Ohio State Football

C.J. Stroud, Jack Miller already trying to establish leadership for Buckeyes

COLUMBUS — It wasn’t that long ago – 22 years, in fact – when Ryan Day, a hotshot high school quarterback in Manchester, N.H., opted to stay home and play for the University of New Hampshire.

Named the Gatorade state player of the year, he walked in with can’t-miss credentials and likely eyes on him to live up to same. Offensive linemen, linebackers and such can sort of melt into the background their first year or two on a college football team, but a quarterback enters already bearing the ipso facto rank of lieutenant with implied expectations to be a leader.

“You set a standard, first off, about how you go about your business,” the now Ohio State head coach said of what should be a quarterback’s primary mission his first few months on campus. “Because if you’re not doing that, no one is going to follow you. You start to build a rapport with the guys you come in with.”

Transfer that to the 2020 Ohio State recruiting class. More than half of it is already on campus going through winter workouts.

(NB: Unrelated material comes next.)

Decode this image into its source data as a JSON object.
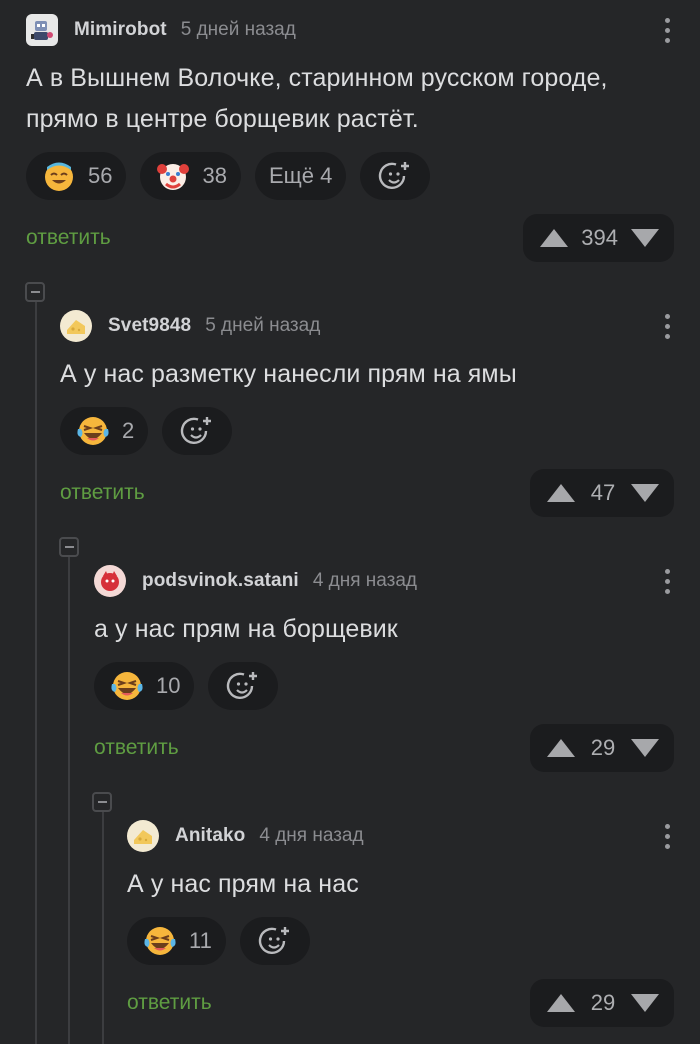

What’s special, and somewhat rare, about the Ohio State 2020 class is it has two blue-chip quarterbacks in Jack Miller and C.J. Stroud, and they were among the early enrollees.

“The thing that’s unique about this class is there are 14 other guys in that room, or who came in with that class, so you can build a little bit of leadership with that group,” Day said.

Jack Miller-Ohio State-Buckeyes-Ohio State football

Ohio State quarterback Jack Miller also enrolled early for the Buckeyes. (Birm/Lettermen Row)

Day and his staff needed to replenish the depth in the quarterback room, and the double dip now gives them four scholarship players for the coming season, including returning starter and Heisman Trophy finalist Justin Fields, a junior-to-be, and senior Gunnar Hoak, a transfer last year from Kentucky.

But can two quarterbacks in the same class be one too many, at least when it comes to asserting leadership among their peers?

“I don’t think so,” Day said. “When you look back on some of the [quarterback] rooms you’ve had here, guys were all good leaders and they all went on to do great things. I’m proud of the people who have been through that room the last three, four years, the development that’s gone on.

“Those guys can be friends, too.”

The next several months including through spring drills, what Day, new quarterbacks coach Corey Dennis and offensive coordinator Kevin Wilson will seek from Miller and Stroud primarily will be the desire to learn the offensive system and the aspiration to lead in the motivational sense. Day said that’s how an individual’s leadership quality can be exposed.

“There’s little ways you can do that,” Day said. “Even, let’s say we call a tempo play [in spring practice]. He can kind of be barking at the guys, ‘Come on, let’s get lined up’ … as opposed to giving them real intricate ‘You should run the route like this.’ We’re not that there yet, now. You’ve got to kind of prove you know what you’re doing before you start doing those kinds of things.

“But there are certain ways to build credibility and show your leadership. And a lot of it is setting a standard of work ethic and making sure you know what you’re doing.”

There will be competition between Miller and Stroud, no doubt. But as Day has stressed, he believes they can grow to be friends, too. He pointed to what he called a “pretty cool” recent example of that among Ohio State quarterbacks. It involved Braxton Miller, J.T. Barrett and Cardale Jones, and centered on the 2014 national championship season when Barrett replaced an injured Miller, then Jones replaced an injured Barrett on the way to the title.

“I wasn’t here for Cardale and Braxton, but I saw that commercial where all three of them are in the car ]together making deliveries for Chipotle during the holidays],” Day said. “And they are still close friends to this day, and they were all in the room together. …

“Everyone has their own way, and things like that happen. But the relationship can still be good in there and they can do it together.”

Tim May

Tim May brings decades of experience to his work on the Ohio State beat. The award-winning journalist retired from his post at the Columbus Dispatch after the 2018 season but remains a fixture around the Buckeyes and continues to loom as an authority on the program.